It’s December, which means that many people are thinking about making charitable donations. As you’ll know if you’ve been following closely, I really don’t like to call my financial donations ‘charity’. I much prefer the word ‘solidarity’.
This shift in vocabulary leads to an interesting shift in mindset that opens up potentially more impactful uses for my money. Many groups doing great work can’t afford (in money, time, privilege or expertise) to become official charities, but they have as great if not greater need for donations.
1. Cooking On Gas
Wednesday was Khora’s birthday. To celebrate, I bought them a month’s worth of gas.
What the hell am I talking about? Re-e-wind.
This week, Khora Community Kitchen celebrated one whole year of its latest incarnation. The kitchen couldn’t have re-opened at a more critical time and has continued to serve a thousand meals a day to refugees, migrants and people in need living through lockdown in Athens, Greece.
A thousand meals a day doesn’t come for free, of course. Funded by solidarity donations from across the world, Khora gives everyone the chance to contribute by chipping in for cooking oil, vegetables or even a month’s worth of gas—‘You buy the food, we serve the meals.’
You can help Khora by buying them washing up liquid (€4), tea for a day (€10) or bread for a week (€100) in their online ‘store’.
It’s a remarkable project that you can now see for yourself in this epic video of Kareem and the crew preparing Palestinian maqluba (mmm!) for about 950 people. You can also follow them on Instagram or Facebook.
2. Happy Anachistmas!
You might have seen the wonderful Dope magazine being sold by street vendors around the UK. If you haven’t, then it’s basically a better version of The Big Issue (better for readers, better for the vendors), but it’s not a charity—and deliberately so.
Dope is completely free for vendors and the vendors keep all of the £3 cover price. The writing, design, printing and distribution of Dope is funded by solidarity contributions on Patreon and people buying copies of the magazine directly from publisher Dog Section Press.
In contrast, The Big Issue costs vendors £1.25 and they make only £1.25 profit per issue sold. The Big Issue makes a big noise about how their 1500 vendors made £5.5m in profits last year, but that’s only £3,700 for each vendor on average—nowhere near enough money to even begin to think about a life off the streets. And, with a 50/50 profit share, it means that The Big Issue itself made £5.5m in profits.
This is not to say that The Big Issue are necessarily doing bad things with that money—I honestly have no idea—only that they could be helping people much more directly. If Dope had similar distribution and sales, vendors would be making an average of £8,800 each. Now, this is not a fortune for anyone, but it is just enough money for vendors to support themselves, on the streets or off.

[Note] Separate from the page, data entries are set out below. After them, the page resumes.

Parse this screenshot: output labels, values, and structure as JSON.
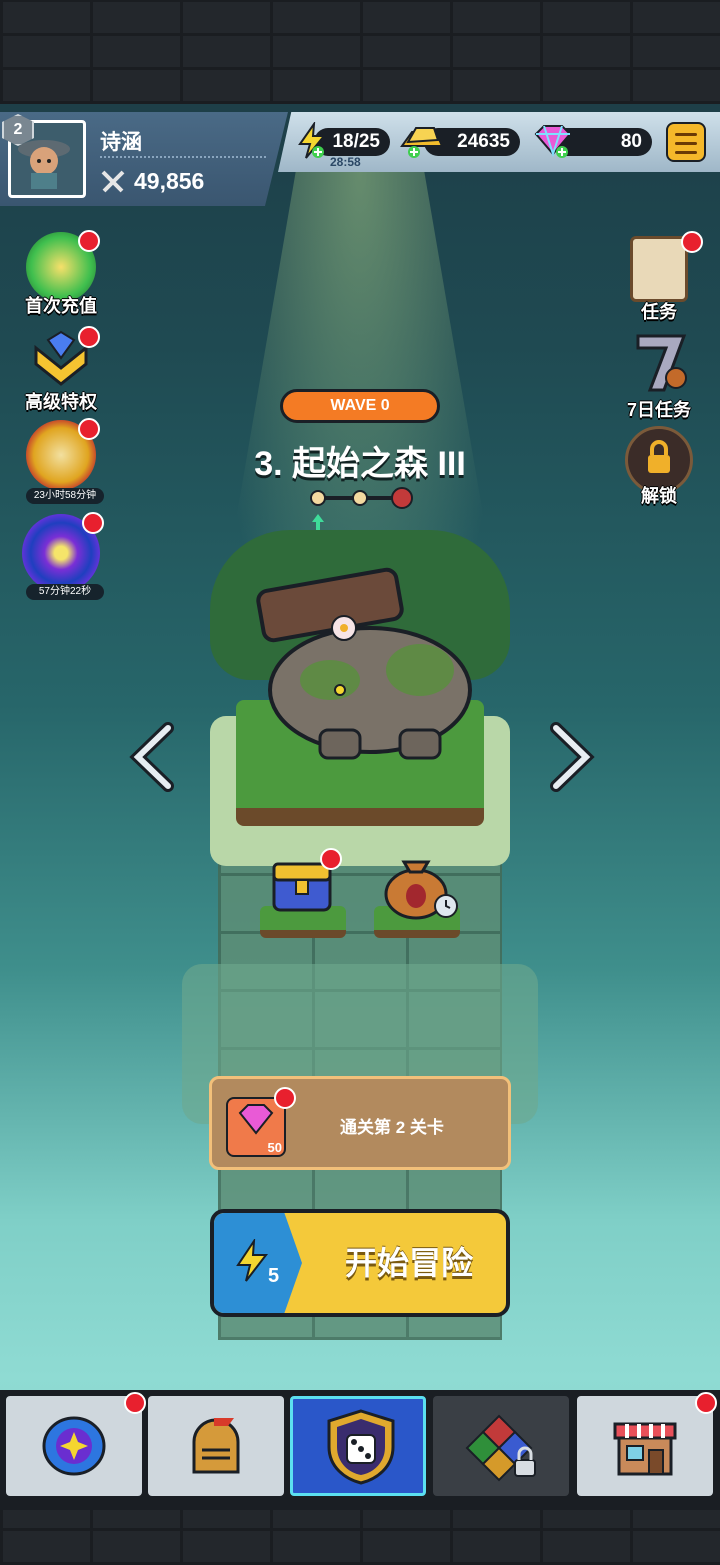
{
  "player": {
    "level": "2",
    "name": "诗涵",
    "power": "49,856"
  },
  "resources": {
    "energy": "18/25",
    "energy_timer": "28:58",
    "gold": "24635",
    "gems": "80"
  },
  "left_menu": [
    {
      "label": "首次充值",
      "timer": ""
    },
    {
      "label": "高级特权",
      "timer": ""
    },
    {
      "label": "",
      "timer": "23小时58分钟"
    },
    {
      "label": "",
      "timer": "57分钟22秒"
    }
  ],
  "right_menu": [
    {
      "label": "任务"
    },
    {
      "label": "7日任务"
    },
    {
      "label": "解锁"
    }
  ],
  "stage": {
    "wave": "WAVE 0",
    "title": "3. 起始之森 III"
  },
  "quest": {
    "reward_amount": "50",
    "description": "通关第 2 关卡"
  },
  "start_button": {
    "label": "开始冒险",
    "energy_cost": "5"
  },
  "tabs": [
    "heroes",
    "equipment",
    "battle",
    "talents",
    "shop"
  ],
  "colors": {
    "accent_orange": "#f47b24",
    "cta_yellow": "#f4c93a",
    "cta_blue": "#2d8fd5",
    "badge_red": "#e8202e"
  }
}
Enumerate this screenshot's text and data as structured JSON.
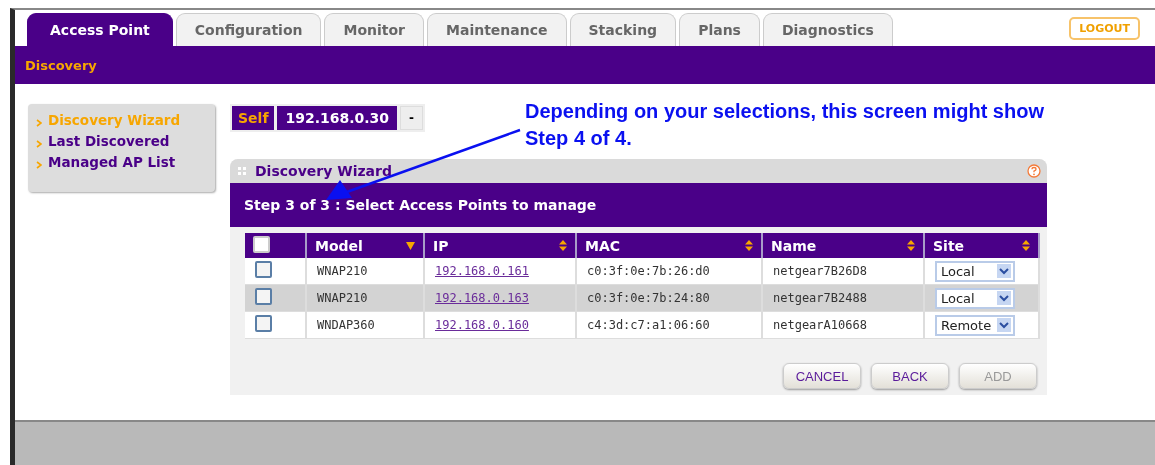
{
  "tabs": [
    {
      "label": "Access Point",
      "selected": true
    },
    {
      "label": "Configuration",
      "selected": false
    },
    {
      "label": "Monitor",
      "selected": false
    },
    {
      "label": "Maintenance",
      "selected": false
    },
    {
      "label": "Stacking",
      "selected": false
    },
    {
      "label": "Plans",
      "selected": false
    },
    {
      "label": "Diagnostics",
      "selected": false
    }
  ],
  "logout": "LOGOUT",
  "subnav": "Discovery",
  "sidebar": {
    "items": [
      {
        "label": "Discovery Wizard",
        "selected": true
      },
      {
        "label": "Last Discovered",
        "selected": false
      },
      {
        "label": "Managed AP List",
        "selected": false
      }
    ]
  },
  "device": {
    "label": "Self",
    "ip": "192.168.0.30",
    "toggle": "-"
  },
  "callout": "Depending on your selections, this screen might show Step 4 of 4.",
  "panel": {
    "title": "Discovery Wizard",
    "step": "Step 3 of 3 : Select Access Points to manage",
    "table": {
      "select_all_checked": false,
      "columns": [
        {
          "label": "Model",
          "sorted": true
        },
        {
          "label": "IP",
          "sorted": false
        },
        {
          "label": "MAC",
          "sorted": false
        },
        {
          "label": "Name",
          "sorted": false
        },
        {
          "label": "Site",
          "sorted": false
        }
      ],
      "rows": [
        {
          "checked": false,
          "model": "WNAP210",
          "ip": "192.168.0.161",
          "mac": "c0:3f:0e:7b:26:d0",
          "name": "netgear7B26D8",
          "site": "Local"
        },
        {
          "checked": false,
          "model": "WNAP210",
          "ip": "192.168.0.163",
          "mac": "c0:3f:0e:7b:24:80",
          "name": "netgear7B2488",
          "site": "Local"
        },
        {
          "checked": false,
          "model": "WNDAP360",
          "ip": "192.168.0.160",
          "mac": "c4:3d:c7:a1:06:60",
          "name": "netgearA10668",
          "site": "Remote"
        }
      ]
    },
    "buttons": [
      {
        "label": "CANCEL",
        "disabled": false
      },
      {
        "label": "BACK",
        "disabled": false
      },
      {
        "label": "ADD",
        "disabled": true
      }
    ]
  }
}
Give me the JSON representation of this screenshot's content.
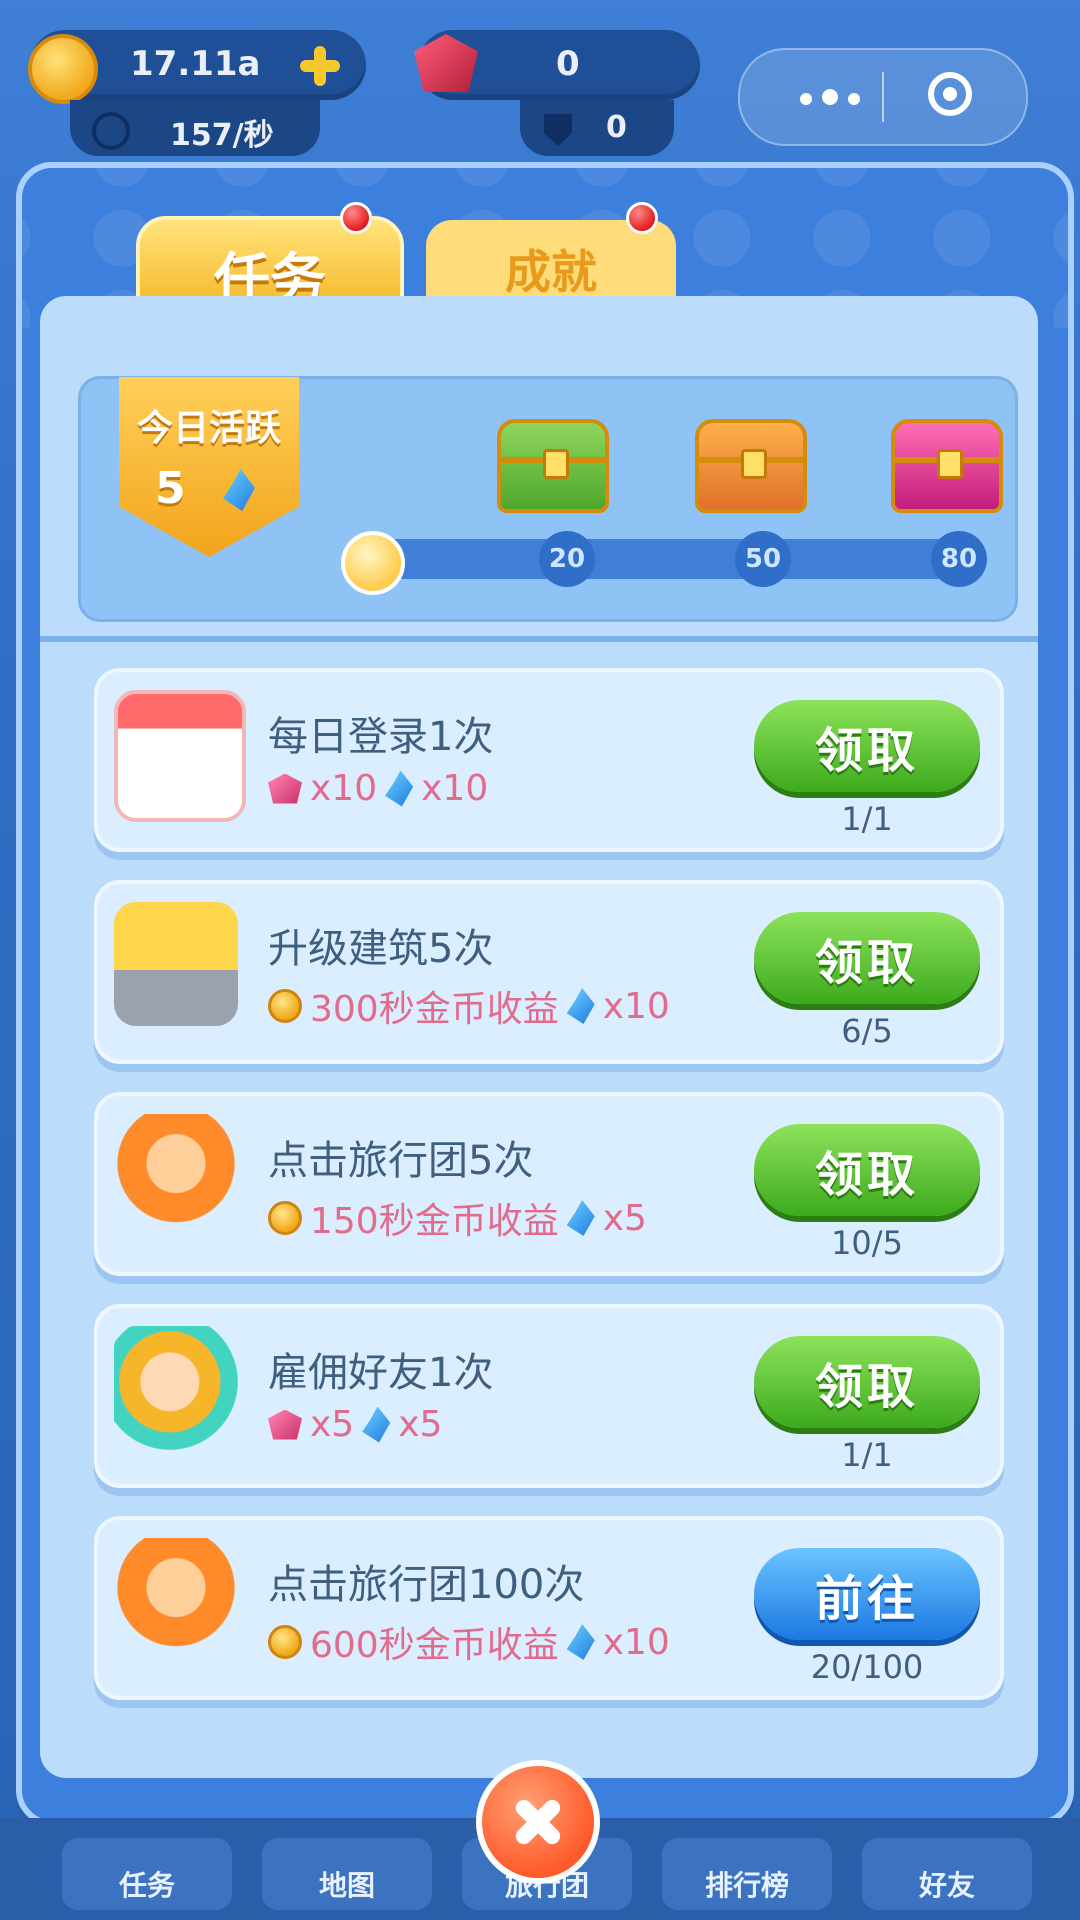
{
  "hud": {
    "coins": "17.11a",
    "rate": "157/秒",
    "gems": "0",
    "shield": "0"
  },
  "tabs": [
    {
      "label": "任务",
      "active": true
    },
    {
      "label": "成就",
      "active": false
    }
  ],
  "activity": {
    "title": "今日活跃",
    "value": "5",
    "markers": [
      "20",
      "50",
      "80"
    ],
    "progress_fraction": 0.0625
  },
  "tasks": [
    {
      "title": "每日登录1次",
      "reward_a": "x10",
      "reward_b": "x10",
      "reward_a_type": "gem",
      "button": "领取",
      "button_style": "green",
      "progress": "1/1"
    },
    {
      "title": "升级建筑5次",
      "reward_a": "300秒金币收益",
      "reward_b": "x10",
      "reward_a_type": "coin",
      "button": "领取",
      "button_style": "green",
      "progress": "6/5"
    },
    {
      "title": "点击旅行团5次",
      "reward_a": "150秒金币收益",
      "reward_b": "x5",
      "reward_a_type": "coin",
      "button": "领取",
      "button_style": "green",
      "progress": "10/5"
    },
    {
      "title": "雇佣好友1次",
      "reward_a": "x5",
      "reward_b": "x5",
      "reward_a_type": "gem",
      "button": "领取",
      "button_style": "green",
      "progress": "1/1"
    },
    {
      "title": "点击旅行团100次",
      "reward_a": "600秒金币收益",
      "reward_b": "x10",
      "reward_a_type": "coin",
      "button": "前往",
      "button_style": "blue",
      "progress": "20/100"
    }
  ],
  "nav": [
    "任务",
    "地图",
    "旅行团",
    "排行榜",
    "好友"
  ],
  "colors": {
    "green_button": "#3daa1d",
    "blue_button": "#1b78e2",
    "reward_text": "#e26b8c",
    "panel": "#3d7fdc"
  }
}
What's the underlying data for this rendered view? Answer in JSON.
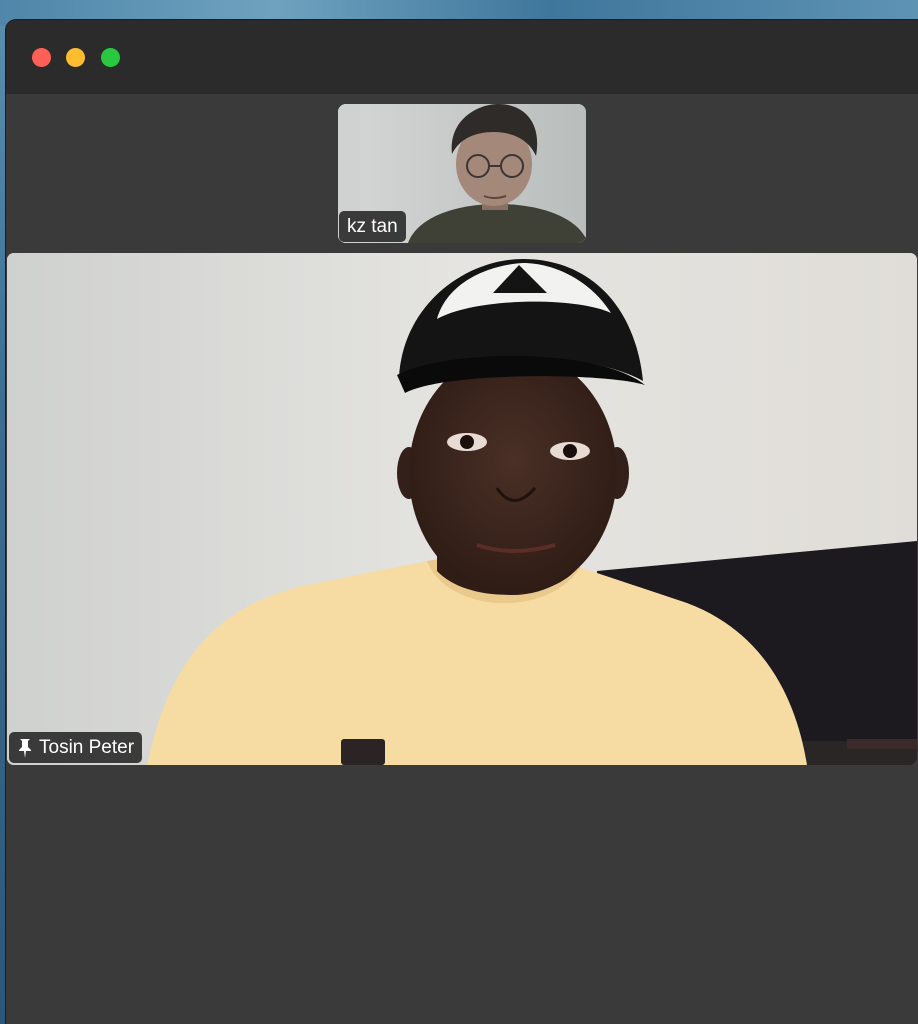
{
  "colors": {
    "window_bg": "#3a3a3a",
    "titlebar_bg": "#2b2b2b",
    "close": "#fe5f57",
    "minimize": "#febc2e",
    "maximize": "#28c840",
    "label_bg": "#191919",
    "label_text": "#ffffff"
  },
  "window": {
    "controls": [
      "close",
      "minimize",
      "maximize"
    ]
  },
  "participants": {
    "secondary": {
      "name": "kz tan",
      "video": "webcam-feed"
    },
    "primary": {
      "name": "Tosin Peter",
      "pinned": true,
      "pin_icon": "pin-icon",
      "video": "webcam-feed"
    }
  }
}
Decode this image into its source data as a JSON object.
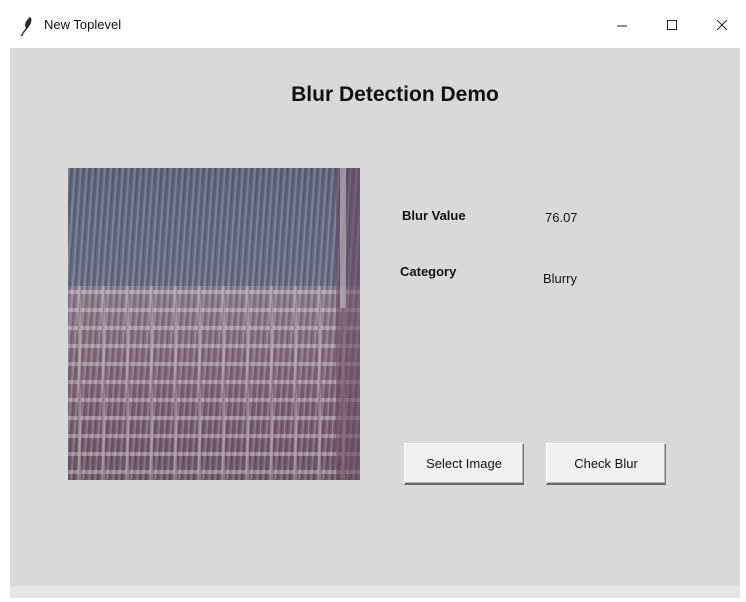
{
  "window": {
    "title": "New Toplevel",
    "controls": [
      "minimize-icon",
      "maximize-icon",
      "close-icon"
    ]
  },
  "app": {
    "heading": "Blur Detection Demo",
    "image_preview": {
      "description_icon": "image-preview"
    },
    "results": {
      "blur_value_label": "Blur Value",
      "blur_value": "76.07",
      "category_label": "Category",
      "category_value": "Blurry"
    },
    "buttons": {
      "select_image": "Select Image",
      "check_blur": "Check Blur"
    }
  },
  "colors": {
    "client_background": "#d9d9d9",
    "button_face": "#f0f0f0",
    "titlebar": "#ffffff"
  }
}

Vive la solidarité!
What about you? I’d love to hear of any other non-charity contributions that this little newsletter community makes or would recommend.